Input data |

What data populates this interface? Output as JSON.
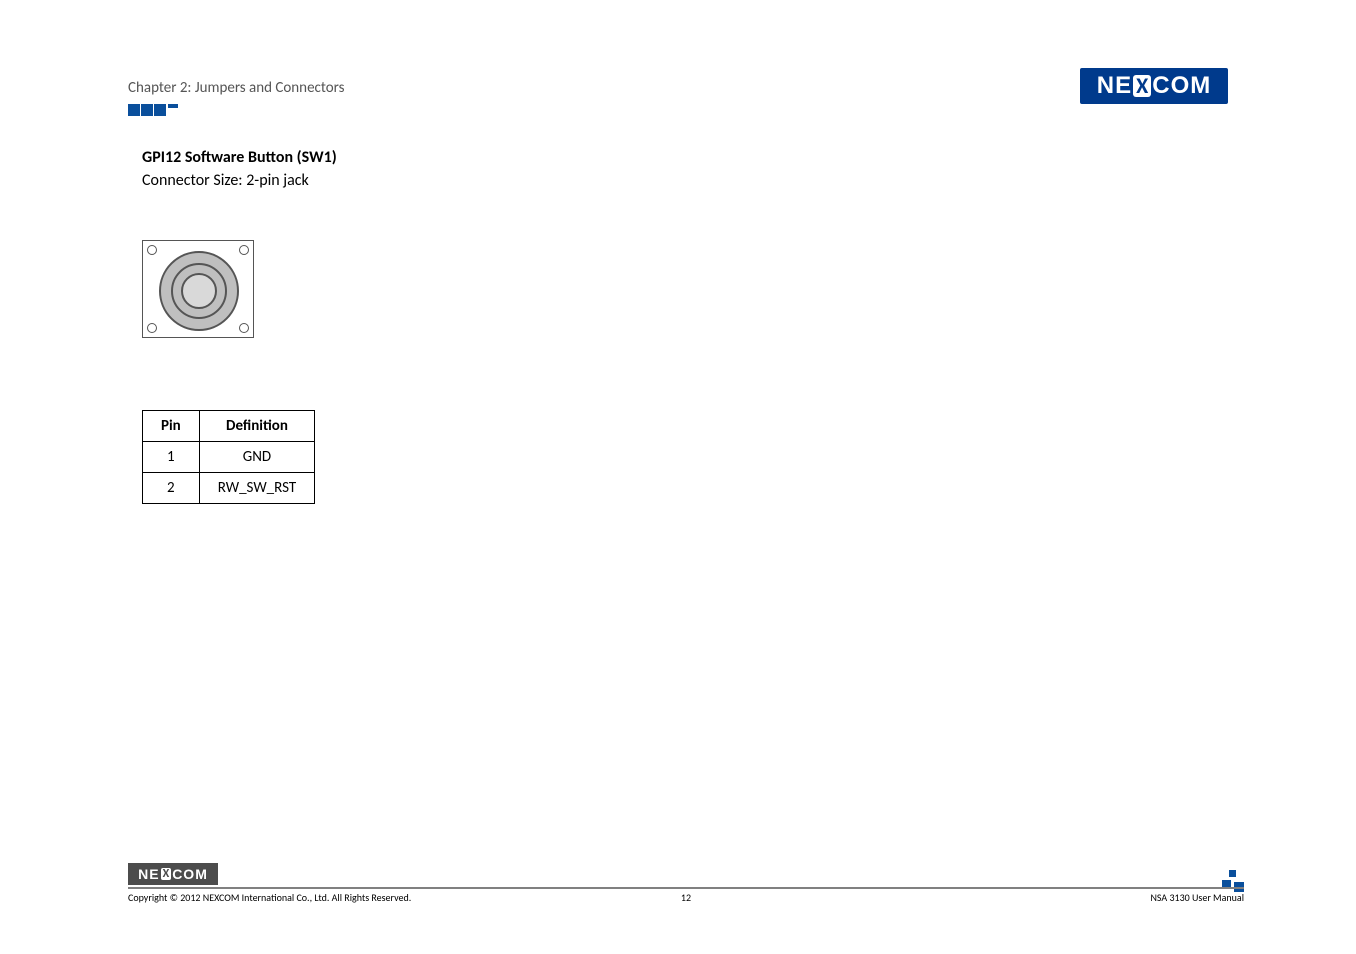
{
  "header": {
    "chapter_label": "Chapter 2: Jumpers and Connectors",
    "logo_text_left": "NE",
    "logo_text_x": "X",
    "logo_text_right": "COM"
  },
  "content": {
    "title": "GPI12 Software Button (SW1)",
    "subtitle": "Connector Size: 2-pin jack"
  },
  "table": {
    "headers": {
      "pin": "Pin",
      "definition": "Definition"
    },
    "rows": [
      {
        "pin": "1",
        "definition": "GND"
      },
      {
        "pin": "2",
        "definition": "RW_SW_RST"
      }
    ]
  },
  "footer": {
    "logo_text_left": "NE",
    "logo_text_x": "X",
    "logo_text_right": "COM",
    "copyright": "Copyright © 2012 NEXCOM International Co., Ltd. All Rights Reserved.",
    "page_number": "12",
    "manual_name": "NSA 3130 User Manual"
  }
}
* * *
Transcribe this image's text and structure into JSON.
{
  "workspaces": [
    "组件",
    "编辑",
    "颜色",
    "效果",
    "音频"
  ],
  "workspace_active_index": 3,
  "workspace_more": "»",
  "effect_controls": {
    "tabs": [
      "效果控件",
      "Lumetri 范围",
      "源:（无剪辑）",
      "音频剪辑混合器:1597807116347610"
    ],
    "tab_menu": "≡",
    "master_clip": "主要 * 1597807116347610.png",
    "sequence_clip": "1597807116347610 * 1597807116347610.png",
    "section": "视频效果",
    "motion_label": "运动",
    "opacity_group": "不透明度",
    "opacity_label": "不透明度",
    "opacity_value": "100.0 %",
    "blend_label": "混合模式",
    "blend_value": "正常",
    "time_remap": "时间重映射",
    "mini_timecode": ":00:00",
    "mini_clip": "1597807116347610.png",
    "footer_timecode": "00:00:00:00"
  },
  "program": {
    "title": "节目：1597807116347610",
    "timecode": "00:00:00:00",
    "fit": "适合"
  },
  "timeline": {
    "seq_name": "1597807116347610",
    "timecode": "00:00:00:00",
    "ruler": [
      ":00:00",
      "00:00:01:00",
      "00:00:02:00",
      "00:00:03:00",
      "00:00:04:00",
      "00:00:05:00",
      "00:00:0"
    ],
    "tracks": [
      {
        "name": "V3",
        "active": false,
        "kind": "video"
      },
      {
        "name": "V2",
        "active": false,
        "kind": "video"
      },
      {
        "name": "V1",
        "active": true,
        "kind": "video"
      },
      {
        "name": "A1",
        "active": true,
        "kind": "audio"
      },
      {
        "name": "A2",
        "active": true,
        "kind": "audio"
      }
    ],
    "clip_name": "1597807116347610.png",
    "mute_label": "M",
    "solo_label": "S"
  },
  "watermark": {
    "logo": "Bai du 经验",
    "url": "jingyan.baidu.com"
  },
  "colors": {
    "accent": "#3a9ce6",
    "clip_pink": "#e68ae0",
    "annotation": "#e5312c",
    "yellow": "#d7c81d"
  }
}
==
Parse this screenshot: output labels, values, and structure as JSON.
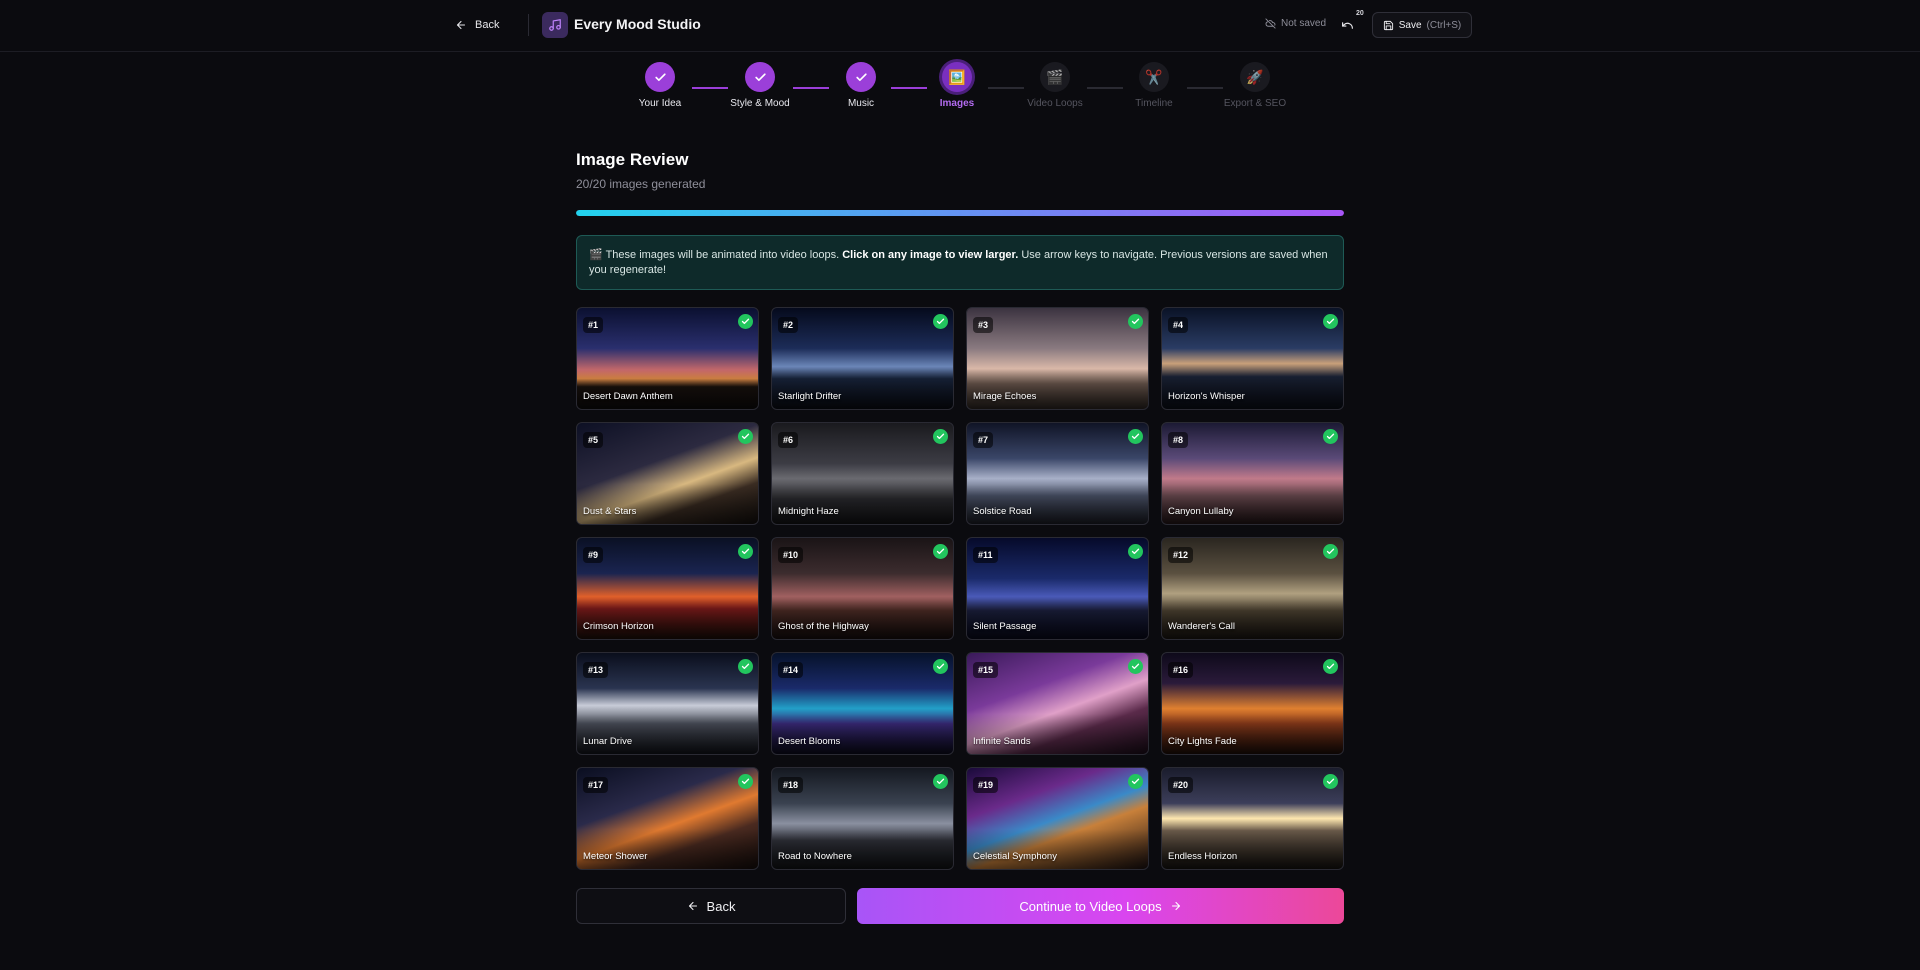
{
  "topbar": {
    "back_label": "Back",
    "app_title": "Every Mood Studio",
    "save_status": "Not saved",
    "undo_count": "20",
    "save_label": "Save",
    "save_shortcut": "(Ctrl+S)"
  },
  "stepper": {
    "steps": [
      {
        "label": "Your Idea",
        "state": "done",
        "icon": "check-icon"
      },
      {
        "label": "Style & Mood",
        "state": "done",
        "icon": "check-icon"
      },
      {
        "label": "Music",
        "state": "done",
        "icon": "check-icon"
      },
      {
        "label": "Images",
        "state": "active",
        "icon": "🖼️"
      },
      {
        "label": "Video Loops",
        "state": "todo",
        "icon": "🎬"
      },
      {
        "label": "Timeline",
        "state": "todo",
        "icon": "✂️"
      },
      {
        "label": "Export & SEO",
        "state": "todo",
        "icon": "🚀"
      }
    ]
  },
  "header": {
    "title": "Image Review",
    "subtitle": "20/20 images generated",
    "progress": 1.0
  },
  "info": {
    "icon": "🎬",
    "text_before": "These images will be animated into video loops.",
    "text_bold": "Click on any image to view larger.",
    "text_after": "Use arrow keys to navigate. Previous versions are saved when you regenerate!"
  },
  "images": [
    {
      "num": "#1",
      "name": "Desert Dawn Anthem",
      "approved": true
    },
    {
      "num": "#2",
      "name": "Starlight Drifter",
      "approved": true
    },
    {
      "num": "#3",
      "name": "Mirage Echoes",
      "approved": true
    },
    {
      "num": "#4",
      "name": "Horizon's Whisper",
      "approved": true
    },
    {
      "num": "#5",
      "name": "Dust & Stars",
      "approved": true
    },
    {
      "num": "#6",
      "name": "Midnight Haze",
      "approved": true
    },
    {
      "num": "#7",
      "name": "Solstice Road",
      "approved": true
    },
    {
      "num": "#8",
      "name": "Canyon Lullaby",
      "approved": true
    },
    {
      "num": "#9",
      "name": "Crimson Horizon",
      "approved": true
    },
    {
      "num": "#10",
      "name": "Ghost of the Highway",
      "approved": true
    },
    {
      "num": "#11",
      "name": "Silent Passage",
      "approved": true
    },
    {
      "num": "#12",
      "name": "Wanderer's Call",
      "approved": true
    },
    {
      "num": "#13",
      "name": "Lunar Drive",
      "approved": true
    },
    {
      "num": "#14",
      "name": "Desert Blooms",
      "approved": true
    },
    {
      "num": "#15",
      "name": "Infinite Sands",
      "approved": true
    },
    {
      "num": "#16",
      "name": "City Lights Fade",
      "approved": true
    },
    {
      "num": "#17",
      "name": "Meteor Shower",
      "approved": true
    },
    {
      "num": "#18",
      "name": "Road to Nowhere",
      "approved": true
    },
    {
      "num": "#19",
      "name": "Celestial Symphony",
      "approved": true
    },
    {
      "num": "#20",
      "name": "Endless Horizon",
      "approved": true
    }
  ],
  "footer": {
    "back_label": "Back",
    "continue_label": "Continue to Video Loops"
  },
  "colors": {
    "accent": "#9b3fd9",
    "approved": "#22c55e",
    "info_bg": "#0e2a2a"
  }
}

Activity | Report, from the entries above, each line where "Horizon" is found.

Completed task |
      "name": "Horizon's Whisper",
      "name": "Crimson Horizon",
      "name": "Endless Horizon",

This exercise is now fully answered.